_What the task requires_: Whenever a line in the records below holds the string "Search", copy it out.

_Input records_:
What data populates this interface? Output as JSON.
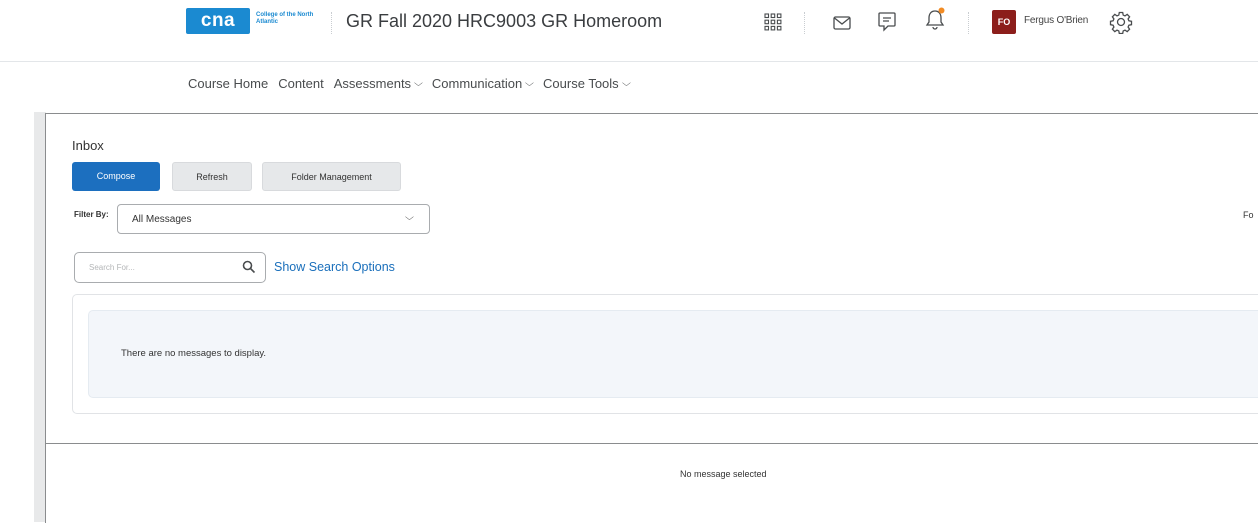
{
  "header": {
    "logo": "cna",
    "logo_subtext": "College of the North Atlantic",
    "course_title": "GR Fall 2020 HRC9003 GR Homeroom",
    "icons": [
      "grid-icon",
      "mail-icon",
      "chat-icon",
      "bell-icon",
      "gear-icon"
    ],
    "user_initials": "FO",
    "user_name": "Fergus O'Brien",
    "avatar_color": "#8c1e1b",
    "notification_color": "#f18b24"
  },
  "course_nav": {
    "items": [
      {
        "label": "Course Home",
        "dropdown": false
      },
      {
        "label": "Content",
        "dropdown": false
      },
      {
        "label": "Assessments",
        "dropdown": true
      },
      {
        "label": "Communication",
        "dropdown": true
      },
      {
        "label": "Course Tools",
        "dropdown": true
      }
    ]
  },
  "inbox": {
    "title": "Inbox",
    "buttons": {
      "compose": "Compose",
      "refresh": "Refresh",
      "folder_management": "Folder Management"
    },
    "filter_label": "Filter By:",
    "filter_value": "All Messages",
    "cut_text": "Fo",
    "search_placeholder": "Search For...",
    "search_options": "Show Search Options",
    "empty_message": "There are no messages to display.",
    "no_selection": "No message selected"
  },
  "colors": {
    "brand": "#1b8ad1",
    "primary_button": "#1c6fbf",
    "link": "#1a6fbb"
  }
}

_Solution for this exercise_:
    "search_placeholder": "Search For...",
    "search_options": "Show Search Options",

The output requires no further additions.